Uzialko ends his blog by proposing that maybe the smartest office at all will be the no office work environment, which will enable employees to work from anywhere at any time. But a word of caution, our own research in this area has found that this can soon turn into employees being required to work everywhere all the time (see the blog Anytime Email and Work-life Balance ).

If you would like further information on how Avondale Business School can help your organisation, contact Warrick Long:

E: Warrick.long@avondale.edu.au

P: 02 4980 2168

The Myth of Open Office Spaces

Sunday, October 9, 2016

Open OfficesThe idea of open office spaces comes and goes, and has recently been revived by a new group of employers looking to “break down barriers” and create “collaborative” and “team-oriented” work spaces. However, recent research questions this premise and instead suggests that open office spaces cause more problems.

Rachel Morrison and Keith Macky surveyed 1000 Australian employees about their experiences with open office plans. You can read about this research here. Contrary to the popular myth, their research found that there were increases in “employee social liabilities”, which include distractions, uncooperativeness, distrust and negative relationships. They also found that co-worker friendships and perceptions of supervisor support worsened.

The authors surmise that in open office environments, employees develop coping strategies like withdrawal which create a less friendly team environment. In addition, from the research, cooperation became less pleasant and information flow did not change in a shared office space.

Acknowledging that providing every employee with their own office is unlikely to happen, two strategies shared by the authors include:

  • Use panels, bookshelves or green walls of plants to block visual distractions
  • Allow the use of noise cancelling head phones to reduce noise distractions

Maybe it’s time to rethink your office layout and give back some privacy to your workers. If you would like further information on how Avondale Business School can help your organisation, contact Warrick Long:

E: Warrick.long@avondale.edu.au

P: 02 4980 2168

Managing Up

Sunday, October 9, 2016

Manage Your BossThere is plenty of advice out there on how to lead and manage teams, and we at ABS have presented many of these. However, in a recent Business News Daily blog Nicole Fallen Taylor writes about a different perspective to managing – managing your boss, or managing up. You can read the full article here, but following is a brief summary of the main features.

Don’t be afraid to manage up – which essentially is learning what your boss’s work style is and adapting to it for achieving the best possible results for the team. Remember though that every boss is different, and one size does not fit all. Also remember that your boss has many more people to worry about than just you, so don’t be too pushy or all-consuming. The author provides a few tips on what might help in this process:

  1. Earn your boss’ trust
  • Build friendly rapport
  • Learn how they prefer to work
  • Leave your ego at the door and commit to your manager’s and company’s goals
  1. Give regular feedback (but don’t nag)
  • Don’t take up all their time – they have more to do than just listen to you
  • When invited – provide honest feedback
  • Be aware of your boss’ communication preferences
  • Don’t catch them off-guard!
  1. Show that you’re a team player
  • Don’t try and micromanage your boss
  • Look to add value to the team, for example:
    • Keep cool under pressure
    • Offer solutions, not just problems
    • Mentor junior staff

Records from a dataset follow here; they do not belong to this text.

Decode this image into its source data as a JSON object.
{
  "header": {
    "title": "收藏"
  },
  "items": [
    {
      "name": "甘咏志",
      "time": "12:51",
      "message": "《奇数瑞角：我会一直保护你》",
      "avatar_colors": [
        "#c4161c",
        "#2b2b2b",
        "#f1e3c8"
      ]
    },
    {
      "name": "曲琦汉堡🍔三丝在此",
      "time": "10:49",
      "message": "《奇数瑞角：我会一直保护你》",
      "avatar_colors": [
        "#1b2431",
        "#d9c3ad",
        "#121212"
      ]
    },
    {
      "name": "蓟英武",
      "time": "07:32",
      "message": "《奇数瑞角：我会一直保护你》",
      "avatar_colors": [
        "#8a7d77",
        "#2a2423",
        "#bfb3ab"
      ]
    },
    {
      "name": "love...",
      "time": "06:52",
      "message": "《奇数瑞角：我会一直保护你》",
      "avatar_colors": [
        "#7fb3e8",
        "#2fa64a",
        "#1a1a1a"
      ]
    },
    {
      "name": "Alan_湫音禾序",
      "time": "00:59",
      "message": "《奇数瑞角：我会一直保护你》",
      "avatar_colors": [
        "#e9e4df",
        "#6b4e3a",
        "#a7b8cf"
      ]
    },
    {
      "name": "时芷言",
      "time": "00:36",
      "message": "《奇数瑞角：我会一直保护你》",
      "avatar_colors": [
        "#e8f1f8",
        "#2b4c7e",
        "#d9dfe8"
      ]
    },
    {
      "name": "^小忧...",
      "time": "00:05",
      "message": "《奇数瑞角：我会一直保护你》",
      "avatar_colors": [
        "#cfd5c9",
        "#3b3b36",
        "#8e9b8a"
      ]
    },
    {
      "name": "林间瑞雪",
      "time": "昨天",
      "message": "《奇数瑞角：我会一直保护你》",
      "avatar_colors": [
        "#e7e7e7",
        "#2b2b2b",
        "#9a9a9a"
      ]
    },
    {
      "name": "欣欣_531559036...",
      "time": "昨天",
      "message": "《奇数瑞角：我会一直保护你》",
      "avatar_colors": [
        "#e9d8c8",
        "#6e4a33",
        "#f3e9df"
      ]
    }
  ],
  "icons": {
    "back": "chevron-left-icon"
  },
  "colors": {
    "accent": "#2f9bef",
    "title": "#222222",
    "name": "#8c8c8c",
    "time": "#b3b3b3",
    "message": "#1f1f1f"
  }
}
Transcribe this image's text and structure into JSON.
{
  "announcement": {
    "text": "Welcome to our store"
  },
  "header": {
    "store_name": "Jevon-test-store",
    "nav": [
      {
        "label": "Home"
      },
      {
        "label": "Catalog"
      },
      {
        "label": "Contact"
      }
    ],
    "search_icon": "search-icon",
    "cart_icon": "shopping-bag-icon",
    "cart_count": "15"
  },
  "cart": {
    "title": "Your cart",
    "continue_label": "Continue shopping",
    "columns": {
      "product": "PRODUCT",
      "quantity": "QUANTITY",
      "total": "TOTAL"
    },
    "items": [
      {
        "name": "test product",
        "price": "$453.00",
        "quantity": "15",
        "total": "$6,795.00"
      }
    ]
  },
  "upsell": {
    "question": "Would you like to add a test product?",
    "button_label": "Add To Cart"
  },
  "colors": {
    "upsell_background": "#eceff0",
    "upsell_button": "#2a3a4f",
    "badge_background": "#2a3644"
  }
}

And most importantly, managing up is not sucking up! It is all about the success of the team, where everybody wins.

The Avondale Business School can help you and your team develop leadership skills – find out how by contacting Warrick Long at the Avondale Business School.

E: Warrick.long@avondale.edu.au

P: 02 4980 2168